On May 27, Goyetche disagreed with MacLean over the small size of opinions gathered last year, arguing that public opinion firms frequently take a random sample of the overall population. But from what he’s seen, a majority of Richmond County residents want a mayoral system.
District 4 councillor Gilbert Boucher supports a plebiscite, reasoning it would provide a more accurate count since not enough people have registered their opinions.
Deputy Warden Alvin Martell said he agrees with MacLean that public forums are necessary to truly know what taxpayers want but he later noted that under Section 15 of the Municipal Government Act, mayors have no more authority than wardens.
Warden Brian Marchand said he is concerned about the extra costs in having a mayor.

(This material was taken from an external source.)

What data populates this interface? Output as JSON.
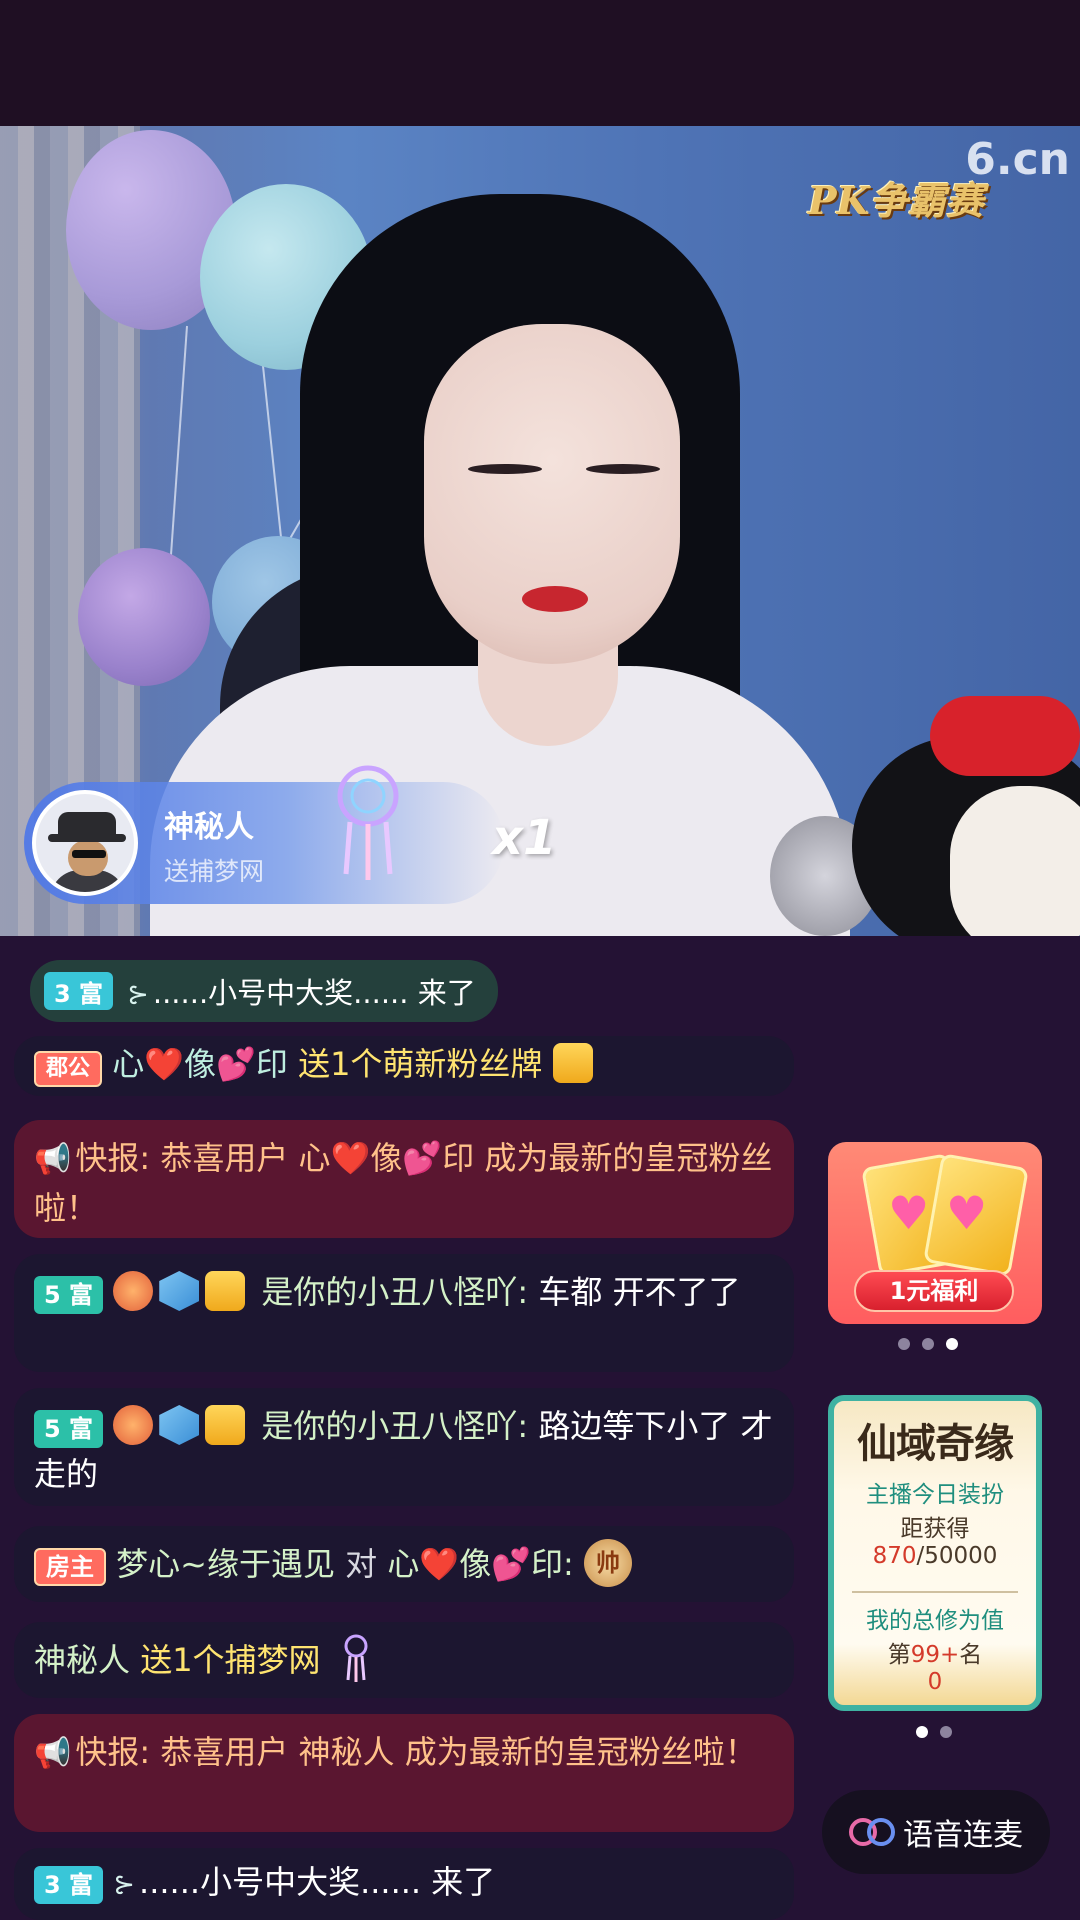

With the one-time costs, he noted that the extra expense of a mayor goes up to $40,000 in the first year. The warden also pointed out that having an even number can lead to tie votes.
When the results of the strategic plan’s survey were first discussed in January, Marchand said a small number of residents gave their opinion, and he felt the public did not have sufficient information to make an informed decision.
After discussing how to reach out to the public to provide them with the resources they need to make fully informed decisions, on May 27, the warden recommended posting information on the municipal Web site, he promised to have more discussions with council, and he asked staff to plan the public consultation process.
Given the clear public support expressed in the survey, and despite the fact the municipality tried unsuccessfully in 2016 to convert to a mayoralty, among other reasons, this paper has taken the position that converting to a mayor-at-large would be in the best interests of Richmond County. But this issue will ultimately be decided by the people and their representatives, and that is how it should be.
What is most encouraging is that despite the varied opinions, the debate has remained civil in tone; those disagreeing are doing so respectfully, no one is trying to shut-down or dominate the discussion, and overall, the debate has been a productive exchange of opinions, ideas and information.
If this spirit of healthy discourse can continue during the public consultation process and into council’s final vote, it will have created the environment to reach a reasoned conclusion.
Then the final decision will be a true reflection of public will and one that everyone can live with.